Interview: Issam Darwish

How can sharing infrastructure affect mobile service providers’ capital and operating costs, and do regulatory policies aid infrastructure sharing?

ISSAM DARWISH: The economic benefits for mobile network operators (MNOs) can be considerable. Capital expenditure (capex) on passive infrastructure can be eliminated, and operating costs (opex) can be reduced and made more predictable through outsourcing.

Under the full outsource business model, the independent tower company (ITC) acquires the passive infrastructure from the operator for cash or shares. The higher the acquisition price, the higher the leaseback use fee needs to be in order for the ITC to generate a return. The operator can therefore choose an economic structure that best fits its economic strategy. Following the deal, all capex on the passive network is the responsibility of the ITC and all vagaries in the opex of running the passive infrastructure, including fuel and power supply, is also at the risk of the ITC.

Regarding regulation, the ITC market is largely unregulated. ITCs offer an underlying infrastructure service to MNOs, not a service to the mass consumer market. ITCs can assist MNOs in meeting their regulatory obligations by providing a more economical network roll-out solution that frees up cash to invest in the MNO’s customers, namely in terms of new services and subsidies. Additionally, ITCs ensure a more rapid network roll-out to urban and, importantly, rural locations where network sharing makes expansion economically viable where it may not have been previously.

What factors constrain the capacity of base stations to manage demand from operators?

DARWISH: The ITC business model is based on multiple tenants on a single tower.
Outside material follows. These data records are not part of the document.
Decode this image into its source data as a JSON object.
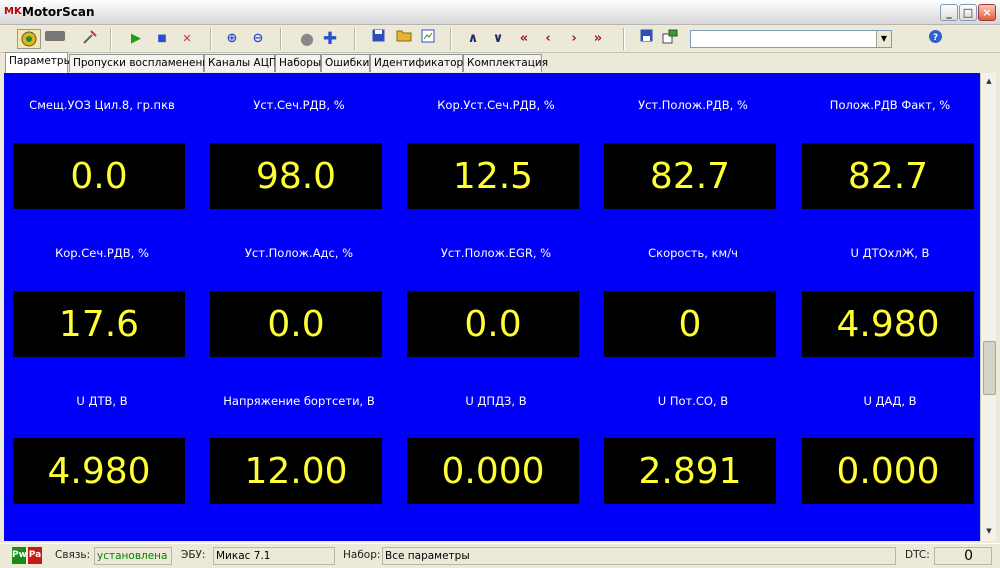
{
  "window": {
    "title": "MotorScan",
    "logo_text": "MK",
    "controls": [
      "minimize",
      "maximize",
      "close"
    ]
  },
  "toolbar": {
    "icons": [
      "connect-icon",
      "device-icon",
      "tools-icon",
      "play-icon",
      "stop-icon",
      "clear-icon",
      "zoom-in-icon",
      "zoom-out-icon",
      "record-icon",
      "add-icon",
      "save-icon",
      "open-icon",
      "export-icon",
      "up-icon",
      "down-icon",
      "first-icon",
      "prev-icon",
      "next-icon",
      "last-icon",
      "save-set-icon",
      "settings-icon",
      "help-icon"
    ],
    "combo_value": ""
  },
  "tabs": [
    {
      "label": "Параметры",
      "active": true
    },
    {
      "label": "Пропуски воспламенения",
      "active": false
    },
    {
      "label": "Каналы АЦП",
      "active": false
    },
    {
      "label": "Наборы",
      "active": false
    },
    {
      "label": "Ошибки",
      "active": false
    },
    {
      "label": "Идентификаторы",
      "active": false
    },
    {
      "label": "Комплектация",
      "active": false
    }
  ],
  "params": [
    {
      "label": "Смещ.УОЗ Цил.8, гр.пкв",
      "value": "0.0"
    },
    {
      "label": "Уст.Сеч.РДВ, %",
      "value": "98.0"
    },
    {
      "label": "Кор.Уст.Сеч.РДВ, %",
      "value": "12.5"
    },
    {
      "label": "Уст.Полож.РДВ, %",
      "value": "82.7"
    },
    {
      "label": "Полож.РДВ Факт, %",
      "value": "82.7"
    },
    {
      "label": "Кор.Сеч.РДВ, %",
      "value": "17.6"
    },
    {
      "label": "Уст.Полож.Адс, %",
      "value": "0.0"
    },
    {
      "label": "Уст.Полож.EGR, %",
      "value": "0.0"
    },
    {
      "label": "Скорость, км/ч",
      "value": "0"
    },
    {
      "label": "U ДТОхлЖ, В",
      "value": "4.980"
    },
    {
      "label": "U ДТВ, В",
      "value": "4.980"
    },
    {
      "label": "Напряжение бортсети, В",
      "value": "12.00"
    },
    {
      "label": "U ДПДЗ, В",
      "value": "0.000"
    },
    {
      "label": "U Пот.СО, В",
      "value": "2.891"
    },
    {
      "label": "U ДАД, В",
      "value": "0.000"
    }
  ],
  "status": {
    "link_label": "Связь:",
    "link_value": "установлена",
    "ecu_label": "ЭБУ:",
    "ecu_value": "Микас 7.1",
    "set_label": "Набор:",
    "set_value": "Все параметры",
    "dtc_label": "DTC:",
    "dtc_value": "0",
    "indicators": [
      "Pw",
      "Pa"
    ]
  },
  "colors": {
    "panel_bg": "#0000f8",
    "value_text": "#ffff33",
    "value_box": "#000000",
    "link_ok": "#008000"
  }
}
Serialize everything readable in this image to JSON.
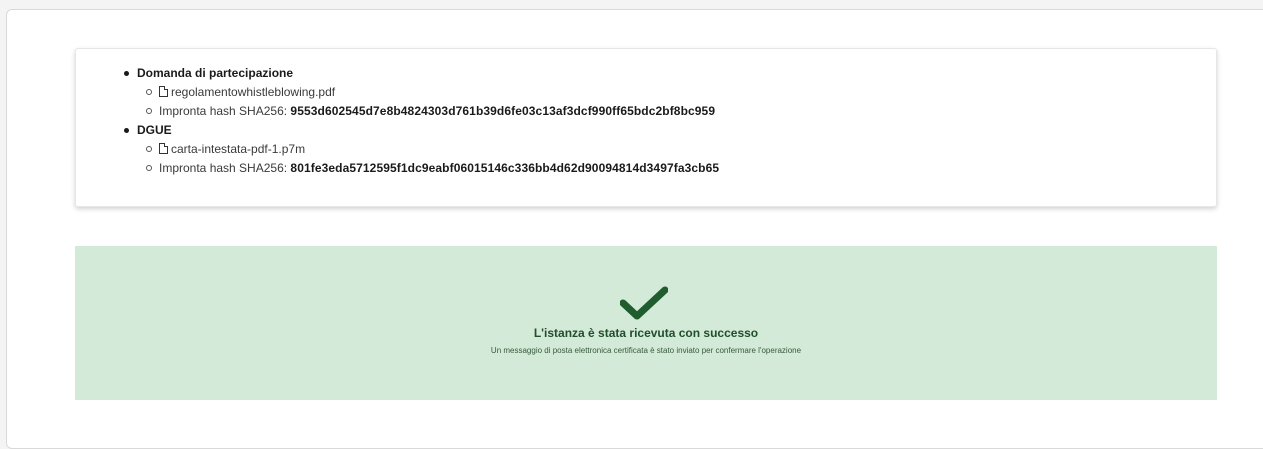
{
  "documents": [
    {
      "title": "Domanda di partecipazione",
      "file_name": "regolamentowhistleblowing.pdf",
      "hash_label": "Impronta hash SHA256:",
      "hash_value": "9553d602545d7e8b4824303d761b39d6fe03c13af3dcf990ff65bdc2bf8bc959"
    },
    {
      "title": "DGUE",
      "file_name": "carta-intestata-pdf-1.p7m",
      "hash_label": "Impronta hash SHA256:",
      "hash_value": "801fe3eda5712595f1dc9eabf06015146c336bb4d62d90094814d3497fa3cb65"
    }
  ],
  "success": {
    "icon": "checkmark-icon",
    "color": "#1f5c2e",
    "background": "#d4ead8",
    "title": "L'istanza è stata ricevuta con successo",
    "message": "Un messaggio di posta elettronica certificata è stato inviato per confermare l'operazione"
  }
}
Lease-up rate is an important performance metric. The number of tenants that can be accommodated depends on the construction of the tower and its size and strength, the space around the tower that can accommodate the transmission/switching equipment of the operator, the power supply and local planning restrictions. A competitive MNO market that encourages many MNOs to share a particular location is also a significant driver.
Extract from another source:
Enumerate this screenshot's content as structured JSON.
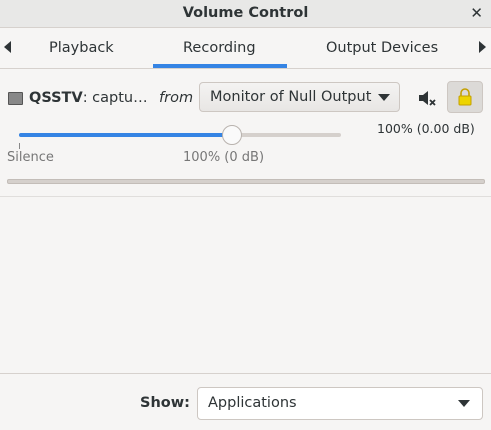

To what extent does the falling average revenue per user (ARPU) rate affect the investment outlook, and how can infrastructure and towers be improved?

DARWISH: Falling ARPUs for the MNOs affects every stage in the value chain of mobile service provision. It is key for MNOs to ensure that margins are preserved wherever possible. Network sharing can materially reduce the opex for an MNO and should be a powerful weapon against margin erosion.

Energy supply is a major element in running a passive infrastructure network, representing the majority of opex. Where there is no energy supply there is no signal, and subscribers and businesses lose their connectivity and business, whereas MNOs lose revenue. ITCs solve the problem of few electricity grids by installing diesel generators and batteries at each tower site to ensure there is an uninterrupted power supply. Alternative energy sources, including solar power, for example, can also help enhance output capability.

What are the main challenges in securing towers from theft and vandalism?

DARWISH: Many towers are in remote locations and therefore vulnerable to theft and vandalism. The materials used on the sites such as the steel, wiring and the solar panels are valuable in construction and thus attractive for thieves. ITCs generally surround the towers and the client’s equipment, with security fences and guards needed to ensure the integrity of the site. In some locations, a power spur will be extended outside the compound, so that rural communities have a reliable energy source to charge phones and radios. This works well as an incentive for local communities to help maintain the integrity of the site. If the tower is harmed, leading to a malfunction, then there is no mobile signal for the area, which is also an incentive to protect the asset.